ATLANTA – A Russian cyber-criminal who sold stolen credit card data and other personal information through the identity theft and credit card fraud ring known as “Carder.su” pleaded guilty Thursday to one count of participation in a racketeering enterprise and one count of conspiracy to commit bank fraud.
Roman Valeryevich Seleznev, aka Track2, aka Bulba, aka Ncux, 33, entered guilty pleas in two separate criminal cases at a hearing before U.S. District Judge Steve C. Jones of the Northern District of Georgia. Seleznev pleaded guilty to one count of participating in a racketeering enterprise related to an indictment returned in the District of Nevada, and one count of conspiracy to commit bank fraud as part of an indictment returned in the Northern District of Georgia. Seleznev will be sentenced Dec. 11. The charges are the result of a joint probe by U.S. Immigration and Customs Enforcement’s (ICE) Homeland Security Investigations (HSI) and the U.S. Secret Service.
In his guilty plea in the Nevada case, Seleznev admitted he became associated with the Carder.su organization in January 2009. Carder.su was an Internet-based, international criminal enterprise whose members trafficked in compromised credit card account data and counterfeit identifications and committed identity theft, bank fraud and computer crimes. Seleznev admitted the group tried to protect the anonymity and security of the enterprise from both rival organizations and law enforcement. For example, members communicated through various secure and encrypted forums, such as chatrooms, private messaging systems, encrypted email, proxies and encrypted virtual private networks. Gaining membership in the group required the recommendation of two current members in good standing.
Seleznev further admitted he sold compromised credit card account data and other personal identifying information to fellow Carder.su members. The defendant sold members such a large volume of product that he created an automated website, which he advertised on the Carder.su organization’s websites. His automated website allowed members to log into and purchase stolen credit card account data. The defendant’s website had a simple interface that allowed members to search for the particular type of credit card information they wanted to buy, add the number of accounts they wished to purchase to their “shopping cart” and upon check out, download the purchased credit card information. Payment of funds was automatically deducted from an established account funded through L.R., an online digital currency payment system. Seleznev admitted he sold each account number for approximately $20. The Carder.su organization’s criminal activities resulted in losses of more than $50 million to its victims.
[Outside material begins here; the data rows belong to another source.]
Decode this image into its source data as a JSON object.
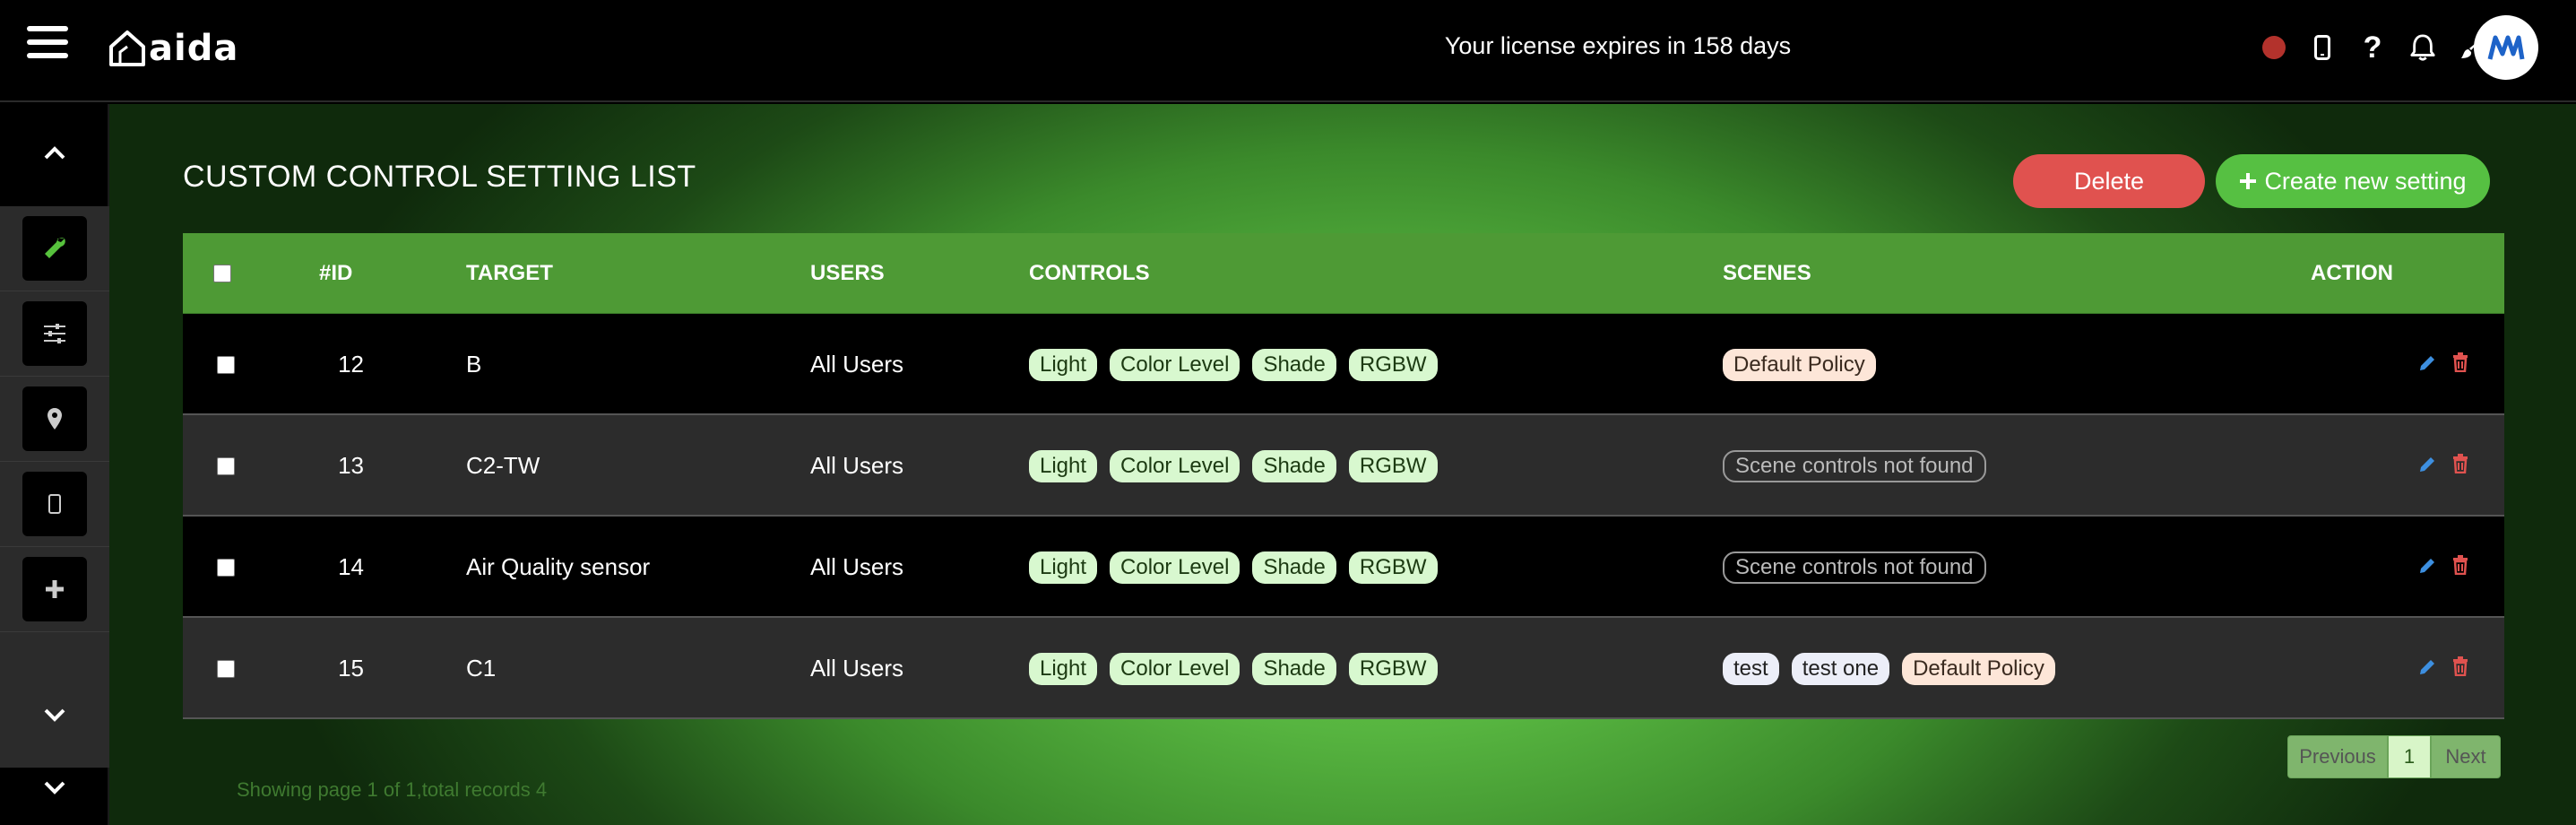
{
  "header": {
    "logo_text": "aida",
    "license_text": "Your license expires in 158 days",
    "icons": [
      "record-dot-icon",
      "mobile-icon",
      "help-icon",
      "bell-icon",
      "brush-icon",
      "user-avatar"
    ]
  },
  "sidebar": {
    "items": [
      {
        "icon": "wrench-icon",
        "active": true
      },
      {
        "icon": "sliders-icon"
      },
      {
        "icon": "location-icon"
      },
      {
        "icon": "mobile-icon"
      },
      {
        "icon": "plus-icon"
      }
    ]
  },
  "page": {
    "title": "CUSTOM CONTROL SETTING LIST",
    "delete_label": "Delete",
    "create_label": "Create new setting"
  },
  "table": {
    "headers": {
      "id": "#ID",
      "target": "TARGET",
      "users": "USERS",
      "controls": "CONTROLS",
      "scenes": "SCENES",
      "action": "ACTION"
    },
    "rows": [
      {
        "id": "12",
        "target": "B",
        "users": "All Users",
        "controls": [
          "Light",
          "Color Level",
          "Shade",
          "RGBW"
        ],
        "scenes": [
          {
            "label": "Default Policy",
            "kind": "policy"
          }
        ]
      },
      {
        "id": "13",
        "target": "C2-TW",
        "users": "All Users",
        "controls": [
          "Light",
          "Color Level",
          "Shade",
          "RGBW"
        ],
        "scenes": [
          {
            "label": "Scene controls not found",
            "kind": "missing"
          }
        ]
      },
      {
        "id": "14",
        "target": "Air Quality sensor",
        "users": "All Users",
        "controls": [
          "Light",
          "Color Level",
          "Shade",
          "RGBW"
        ],
        "scenes": [
          {
            "label": "Scene controls not found",
            "kind": "missing"
          }
        ]
      },
      {
        "id": "15",
        "target": "C1",
        "users": "All Users",
        "controls": [
          "Light",
          "Color Level",
          "Shade",
          "RGBW"
        ],
        "scenes": [
          {
            "label": "test",
            "kind": "scene"
          },
          {
            "label": "test one",
            "kind": "scene"
          },
          {
            "label": "Default Policy",
            "kind": "policy"
          }
        ]
      }
    ]
  },
  "pagination": {
    "previous_label": "Previous",
    "current_page": "1",
    "next_label": "Next",
    "summary": "Showing page 1 of 1,total records 4"
  },
  "colors": {
    "header_green": "#4e9a35",
    "delete_red": "#e0524f",
    "create_green": "#56c042",
    "edit_blue": "#3d8fe0",
    "trash_red": "#e0524f"
  }
}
In connection with his guilty plea in the Northern District of Georgia case, Seleznev admitted he acted as a “casher” who worked with hackers to coordinate a scheme to defraud an Atlanta-based company that processed credit and debit card transactions on behalf of financial institutions. Seleznev further admitted that as part of the scheme, in November 2008, hackers infiltrated the company’s computer systems and stole more than 45 million debit card numbers, some of which they used to fraudulently withdraw over $9.4 million from 2,100 ATMs in 280 cities around the world in less than 12 hours.
Fifty-five individuals were charged in four separate indictments as part of the probe targeting the Carder.su organization. To date, 33 individuals have been convicted and the rest are either fugitives or are pending trial.
The Nevada case is being prosecuted by Trial Attorney Catherine Dick of the Criminal Division’s Organized Crime and Gang Section and Assistant U.S. Attorney Kimberly M. Frayn of the District of Nevada. The Northern District of Georgia case is being prosecuted by Assistant U.S. Attorney Kamal Ghali of the Northern District of Georgia.
Seleznev is also a defendant in a wire fraud and computer hacking case brought by the Department of Justice in the Western District of Washington. In August 2016 a federal jury convicted Seleznev of 38 counts related to his role in a scheme to hack into point-of-sale computers to steal and sell credit card numbers to the criminal underworld. Earlier this year, Seleznev was sentenced to 27 years in prison for those crimes.